* YOUR TASK: Only the number is needed: count the lines below that hold the string "name".

* SUPPLIED ENTRIES:
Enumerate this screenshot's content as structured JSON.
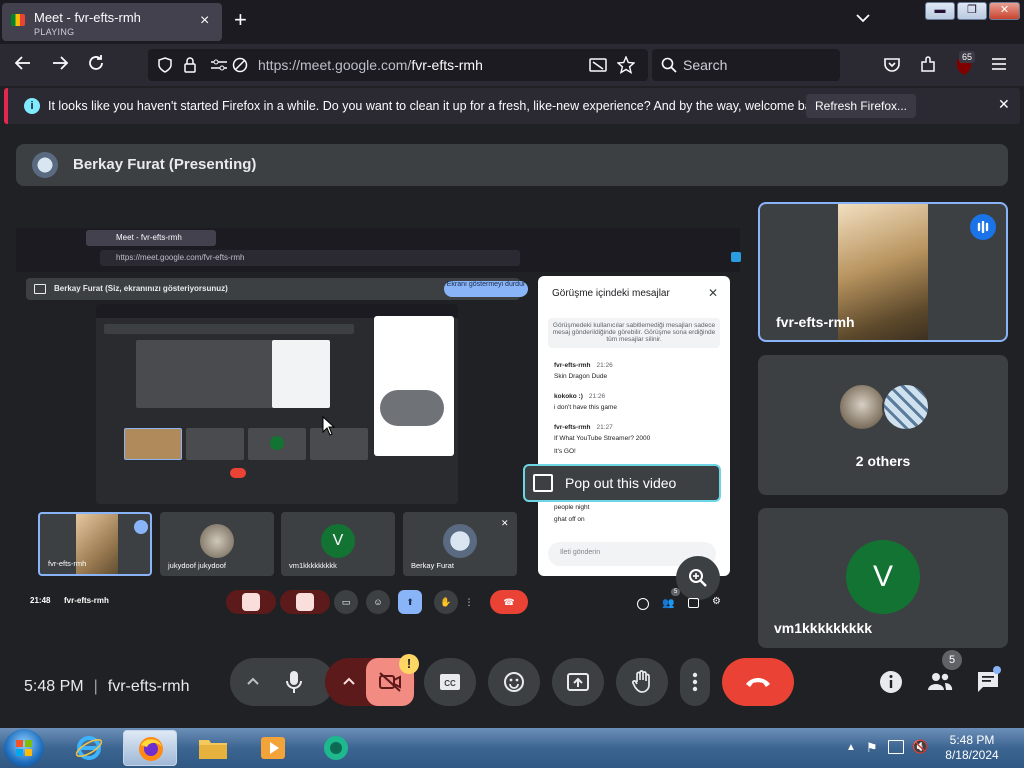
{
  "browser": {
    "tab": {
      "title": "Meet - fvr-efts-rmh",
      "subtitle": "PLAYING"
    },
    "url": {
      "host": "https://meet.google.com/",
      "path": "fvr-efts-rmh"
    },
    "search_placeholder": "Search",
    "extension_badge": "65",
    "notice": {
      "message": "It looks like you haven't started Firefox in a while. Do you want to clean it up for a fresh, like-new experience? And by the way, welcome back!",
      "button": "Refresh Firefox..."
    }
  },
  "meet": {
    "presenter_label": "Berkay Furat (Presenting)",
    "shared": {
      "tab_title": "Meet - fvr-efts-rmh",
      "url": "https://meet.google.com/fvr-efts-rmh",
      "presenting_text": "Berkay Furat (Siz, ekranınızı gösteriyorsunuz)",
      "stop_button": "Ekranı göstermeyi durdur",
      "chat": {
        "title": "Görüşme içindeki mesajlar",
        "note": "Görüşmedeki kullanıcılar sabitlemediği mesajları sadece mesaj gönderildiğinde görebilir. Görüşme sona erdiğinde tüm mesajlar silinir.",
        "messages": [
          {
            "author": "fvr-efts-rmh",
            "time": "21:26",
            "text": "Skin Dragon Dude"
          },
          {
            "author": "kokoko :)",
            "time": "21:26",
            "text": "i don't have this game"
          },
          {
            "author": "fvr-efts-rmh",
            "time": "21:27",
            "text": "If What YouTube Streamer? 2000"
          },
          {
            "author": "",
            "time": "",
            "text": "It's GO!"
          },
          {
            "author": "",
            "time": "",
            "text": "people night"
          },
          {
            "author": "",
            "time": "",
            "text": "ghat off on"
          }
        ],
        "send_placeholder": "Ileti gönderin"
      },
      "popout_label": "Pop out this video",
      "tiles": [
        {
          "name": "fvr-efts-rmh"
        },
        {
          "name": "jukydoof jukydoof"
        },
        {
          "name": "vm1kkkkkkkkk",
          "initial": "V"
        },
        {
          "name": "Berkay Furat"
        }
      ],
      "footer_time": "21:48",
      "footer_code": "fvr-efts-rmh",
      "people_count": "5"
    },
    "side_tiles": [
      {
        "name": "fvr-efts-rmh"
      },
      {
        "name": "2 others"
      },
      {
        "name": "vm1kkkkkkkkk",
        "initial": "V"
      }
    ],
    "bottom": {
      "time": "5:48 PM",
      "code": "fvr-efts-rmh",
      "people_count": "5",
      "alert": "!"
    }
  },
  "taskbar": {
    "time": "5:48 PM",
    "date": "8/18/2024"
  },
  "colors": {
    "accent_blue": "#8ab4f8",
    "leave_red": "#ea4335",
    "cam_off_red": "#f9dedc",
    "avatar_green": "#137333"
  }
}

* YOUR SOLUTION: 7